→ **EXERCISE DESCRIPTION**
List all lines of the data that include the string "không".

Data about app and page elements
┌──
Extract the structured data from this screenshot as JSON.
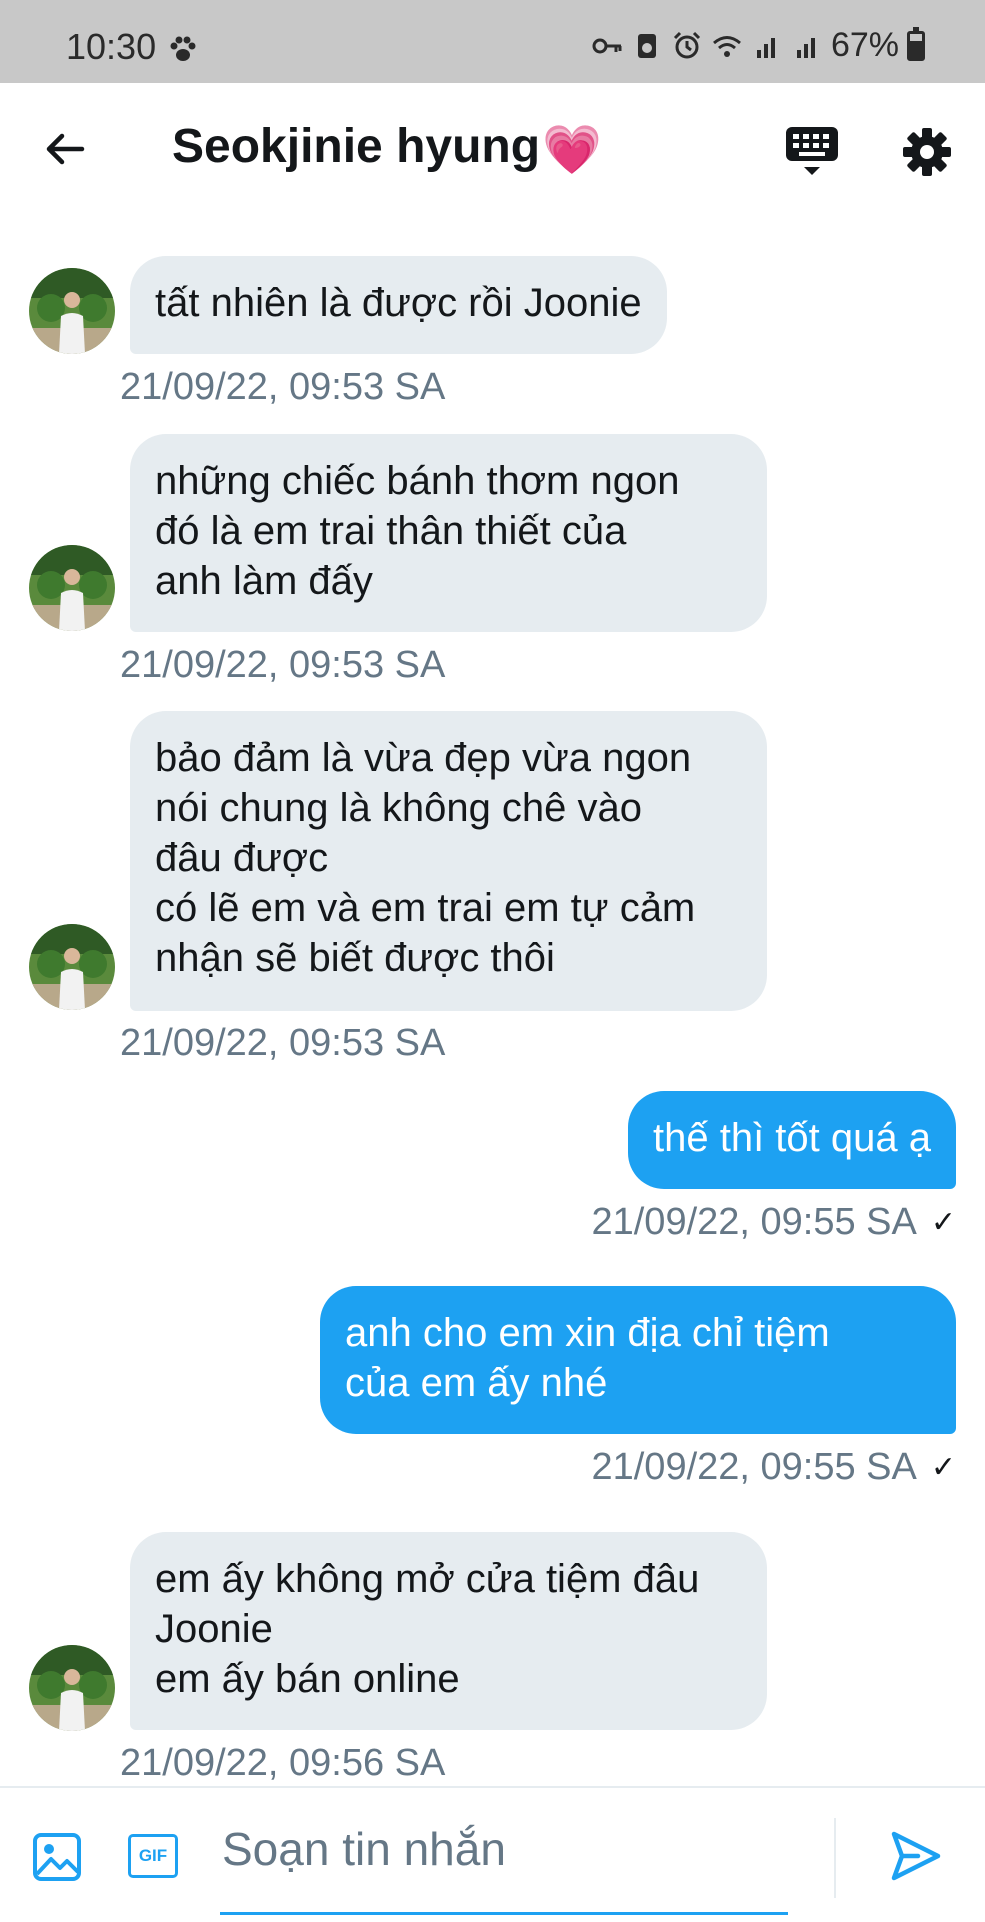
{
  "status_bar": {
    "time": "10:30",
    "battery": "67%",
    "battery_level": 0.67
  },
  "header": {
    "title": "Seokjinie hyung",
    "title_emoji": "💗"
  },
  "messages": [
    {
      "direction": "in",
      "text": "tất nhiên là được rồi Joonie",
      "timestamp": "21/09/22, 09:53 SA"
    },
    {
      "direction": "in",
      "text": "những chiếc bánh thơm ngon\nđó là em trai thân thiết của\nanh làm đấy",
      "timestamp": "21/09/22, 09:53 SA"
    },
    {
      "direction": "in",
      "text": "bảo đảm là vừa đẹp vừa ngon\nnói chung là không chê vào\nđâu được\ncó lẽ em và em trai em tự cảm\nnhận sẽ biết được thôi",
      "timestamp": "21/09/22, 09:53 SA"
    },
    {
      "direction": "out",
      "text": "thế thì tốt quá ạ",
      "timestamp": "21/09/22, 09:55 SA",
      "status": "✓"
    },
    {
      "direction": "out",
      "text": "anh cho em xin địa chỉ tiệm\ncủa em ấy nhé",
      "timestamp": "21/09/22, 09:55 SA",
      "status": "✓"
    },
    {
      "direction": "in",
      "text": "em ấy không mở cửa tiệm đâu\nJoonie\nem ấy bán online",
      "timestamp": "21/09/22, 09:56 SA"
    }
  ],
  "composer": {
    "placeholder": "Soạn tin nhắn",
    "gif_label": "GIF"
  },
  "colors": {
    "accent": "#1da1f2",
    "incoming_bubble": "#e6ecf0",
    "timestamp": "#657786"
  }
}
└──
→ **RESPONSE TO THIS EXERCISE**
      "text": "bảo đảm là vừa đẹp vừa ngon\nnói chung là không chê vào\nđâu được\ncó lẽ em và em trai em tự cảm\nnhận sẽ biết được thôi",
      "text": "em ấy không mở cửa tiệm đâu\nJoonie\nem ấy bán online",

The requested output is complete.